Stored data
┌──

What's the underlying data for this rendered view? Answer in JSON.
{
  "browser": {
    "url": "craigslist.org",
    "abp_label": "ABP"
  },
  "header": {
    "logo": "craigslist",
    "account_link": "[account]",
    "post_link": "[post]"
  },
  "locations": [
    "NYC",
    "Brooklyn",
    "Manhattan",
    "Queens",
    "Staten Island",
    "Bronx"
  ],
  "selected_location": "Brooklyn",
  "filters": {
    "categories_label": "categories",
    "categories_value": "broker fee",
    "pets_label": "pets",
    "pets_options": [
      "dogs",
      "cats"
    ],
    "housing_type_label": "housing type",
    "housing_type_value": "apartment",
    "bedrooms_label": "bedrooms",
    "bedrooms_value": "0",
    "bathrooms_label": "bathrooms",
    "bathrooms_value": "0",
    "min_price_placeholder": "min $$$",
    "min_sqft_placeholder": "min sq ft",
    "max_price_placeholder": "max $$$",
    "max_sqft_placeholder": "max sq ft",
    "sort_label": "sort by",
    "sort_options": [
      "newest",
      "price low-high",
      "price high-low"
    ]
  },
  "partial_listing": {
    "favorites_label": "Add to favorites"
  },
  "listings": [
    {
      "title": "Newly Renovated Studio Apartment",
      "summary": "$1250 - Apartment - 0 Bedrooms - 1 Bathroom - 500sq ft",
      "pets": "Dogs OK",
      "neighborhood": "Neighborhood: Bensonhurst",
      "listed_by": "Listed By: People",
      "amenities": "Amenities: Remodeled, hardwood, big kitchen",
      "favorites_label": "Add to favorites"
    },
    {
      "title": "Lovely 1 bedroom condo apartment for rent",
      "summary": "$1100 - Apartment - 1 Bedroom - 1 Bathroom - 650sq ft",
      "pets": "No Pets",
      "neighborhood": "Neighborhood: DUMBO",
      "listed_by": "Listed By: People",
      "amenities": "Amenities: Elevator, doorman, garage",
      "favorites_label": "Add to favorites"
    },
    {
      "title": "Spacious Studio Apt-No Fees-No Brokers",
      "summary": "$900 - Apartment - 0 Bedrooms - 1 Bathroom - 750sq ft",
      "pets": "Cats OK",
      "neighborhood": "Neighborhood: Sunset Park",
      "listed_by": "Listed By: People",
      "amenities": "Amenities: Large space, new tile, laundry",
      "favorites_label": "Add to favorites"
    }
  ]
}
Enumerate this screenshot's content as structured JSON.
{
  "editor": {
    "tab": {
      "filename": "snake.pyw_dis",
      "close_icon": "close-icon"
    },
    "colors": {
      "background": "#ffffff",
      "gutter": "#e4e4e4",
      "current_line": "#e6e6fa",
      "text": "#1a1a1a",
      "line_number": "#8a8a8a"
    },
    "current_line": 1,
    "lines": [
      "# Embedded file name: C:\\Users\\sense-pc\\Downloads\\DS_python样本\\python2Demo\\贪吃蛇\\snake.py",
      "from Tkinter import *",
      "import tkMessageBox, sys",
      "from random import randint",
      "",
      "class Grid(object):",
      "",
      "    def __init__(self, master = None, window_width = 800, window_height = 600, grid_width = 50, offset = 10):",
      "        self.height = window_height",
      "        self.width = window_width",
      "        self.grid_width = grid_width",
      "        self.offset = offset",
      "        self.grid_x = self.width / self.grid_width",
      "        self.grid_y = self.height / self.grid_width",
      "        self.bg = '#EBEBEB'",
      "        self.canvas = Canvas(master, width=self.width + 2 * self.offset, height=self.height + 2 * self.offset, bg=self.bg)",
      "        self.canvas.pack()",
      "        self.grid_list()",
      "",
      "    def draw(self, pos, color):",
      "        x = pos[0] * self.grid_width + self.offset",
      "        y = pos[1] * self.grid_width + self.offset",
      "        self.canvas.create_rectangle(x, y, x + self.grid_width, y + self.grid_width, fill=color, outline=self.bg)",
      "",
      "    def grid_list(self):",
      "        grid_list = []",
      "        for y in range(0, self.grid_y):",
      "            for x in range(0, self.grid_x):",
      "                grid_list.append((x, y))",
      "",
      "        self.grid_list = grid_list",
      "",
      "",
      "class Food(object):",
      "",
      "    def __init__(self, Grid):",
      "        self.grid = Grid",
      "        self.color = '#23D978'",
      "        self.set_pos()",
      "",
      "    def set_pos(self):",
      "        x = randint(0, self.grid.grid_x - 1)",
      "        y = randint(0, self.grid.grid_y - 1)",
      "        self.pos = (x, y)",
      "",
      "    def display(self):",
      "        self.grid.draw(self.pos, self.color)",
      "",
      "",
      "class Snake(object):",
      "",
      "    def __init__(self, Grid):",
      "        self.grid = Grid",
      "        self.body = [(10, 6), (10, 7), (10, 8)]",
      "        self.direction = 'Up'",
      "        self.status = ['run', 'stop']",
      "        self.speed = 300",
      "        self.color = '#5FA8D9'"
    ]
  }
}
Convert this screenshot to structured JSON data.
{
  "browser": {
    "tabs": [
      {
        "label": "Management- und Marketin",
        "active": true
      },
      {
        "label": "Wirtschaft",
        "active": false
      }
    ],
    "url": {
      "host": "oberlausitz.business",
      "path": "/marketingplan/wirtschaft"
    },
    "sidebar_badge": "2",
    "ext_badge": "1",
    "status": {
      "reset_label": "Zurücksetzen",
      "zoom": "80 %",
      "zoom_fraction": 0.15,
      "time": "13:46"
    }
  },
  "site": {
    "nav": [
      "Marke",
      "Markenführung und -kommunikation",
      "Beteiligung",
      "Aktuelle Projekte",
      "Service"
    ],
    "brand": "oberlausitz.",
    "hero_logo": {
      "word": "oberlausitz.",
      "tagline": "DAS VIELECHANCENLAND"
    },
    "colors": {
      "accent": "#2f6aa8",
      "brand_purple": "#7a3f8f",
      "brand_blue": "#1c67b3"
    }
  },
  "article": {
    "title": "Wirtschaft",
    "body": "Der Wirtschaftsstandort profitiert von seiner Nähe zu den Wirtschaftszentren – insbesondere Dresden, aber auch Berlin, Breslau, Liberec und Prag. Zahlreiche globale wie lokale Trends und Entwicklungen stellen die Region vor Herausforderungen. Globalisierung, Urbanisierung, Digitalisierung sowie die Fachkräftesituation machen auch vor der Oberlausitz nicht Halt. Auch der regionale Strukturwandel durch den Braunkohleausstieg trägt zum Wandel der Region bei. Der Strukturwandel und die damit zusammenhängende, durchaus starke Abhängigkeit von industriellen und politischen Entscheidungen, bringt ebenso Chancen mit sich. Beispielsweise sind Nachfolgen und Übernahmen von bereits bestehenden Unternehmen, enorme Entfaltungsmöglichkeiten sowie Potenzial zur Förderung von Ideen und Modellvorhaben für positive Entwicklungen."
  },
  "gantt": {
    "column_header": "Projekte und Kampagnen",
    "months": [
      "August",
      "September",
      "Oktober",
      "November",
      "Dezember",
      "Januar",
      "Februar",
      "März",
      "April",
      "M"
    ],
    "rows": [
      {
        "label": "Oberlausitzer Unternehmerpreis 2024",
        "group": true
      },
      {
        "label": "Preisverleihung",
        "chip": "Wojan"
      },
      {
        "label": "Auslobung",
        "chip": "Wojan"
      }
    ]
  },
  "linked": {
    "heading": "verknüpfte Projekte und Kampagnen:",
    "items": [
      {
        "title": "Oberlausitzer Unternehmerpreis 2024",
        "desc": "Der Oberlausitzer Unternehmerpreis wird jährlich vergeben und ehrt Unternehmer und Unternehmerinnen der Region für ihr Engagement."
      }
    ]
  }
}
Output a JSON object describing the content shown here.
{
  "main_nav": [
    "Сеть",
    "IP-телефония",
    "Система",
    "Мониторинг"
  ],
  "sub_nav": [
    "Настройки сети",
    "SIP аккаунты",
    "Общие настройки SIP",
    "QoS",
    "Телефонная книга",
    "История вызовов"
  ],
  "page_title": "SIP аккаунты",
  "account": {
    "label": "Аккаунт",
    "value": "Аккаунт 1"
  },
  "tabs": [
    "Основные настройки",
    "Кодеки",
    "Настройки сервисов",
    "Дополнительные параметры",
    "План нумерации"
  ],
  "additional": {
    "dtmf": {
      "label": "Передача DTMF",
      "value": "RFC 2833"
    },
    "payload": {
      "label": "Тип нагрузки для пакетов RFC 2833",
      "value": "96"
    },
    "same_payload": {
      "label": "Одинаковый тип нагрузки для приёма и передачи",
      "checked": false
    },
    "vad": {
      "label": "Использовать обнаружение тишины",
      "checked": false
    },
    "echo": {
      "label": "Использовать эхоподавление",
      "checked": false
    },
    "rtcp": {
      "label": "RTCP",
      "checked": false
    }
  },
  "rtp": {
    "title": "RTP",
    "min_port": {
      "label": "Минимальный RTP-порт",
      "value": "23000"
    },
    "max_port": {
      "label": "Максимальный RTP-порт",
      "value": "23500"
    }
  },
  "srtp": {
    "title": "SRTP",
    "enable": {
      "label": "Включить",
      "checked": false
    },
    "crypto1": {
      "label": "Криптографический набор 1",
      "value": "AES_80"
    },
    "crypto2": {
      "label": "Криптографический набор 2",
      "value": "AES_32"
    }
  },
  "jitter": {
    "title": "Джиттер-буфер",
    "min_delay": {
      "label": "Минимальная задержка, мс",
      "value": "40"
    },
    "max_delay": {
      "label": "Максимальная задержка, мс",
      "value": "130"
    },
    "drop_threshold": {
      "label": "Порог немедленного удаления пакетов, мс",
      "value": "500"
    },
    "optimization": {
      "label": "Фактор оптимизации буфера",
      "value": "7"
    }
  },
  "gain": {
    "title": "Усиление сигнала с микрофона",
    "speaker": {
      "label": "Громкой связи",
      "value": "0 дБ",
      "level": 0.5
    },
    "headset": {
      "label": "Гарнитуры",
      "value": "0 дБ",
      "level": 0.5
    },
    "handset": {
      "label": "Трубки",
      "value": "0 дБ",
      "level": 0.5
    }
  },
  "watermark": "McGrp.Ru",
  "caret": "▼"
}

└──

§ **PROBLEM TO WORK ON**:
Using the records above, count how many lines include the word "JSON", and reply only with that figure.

§ **WORKED SOLUTION**:
4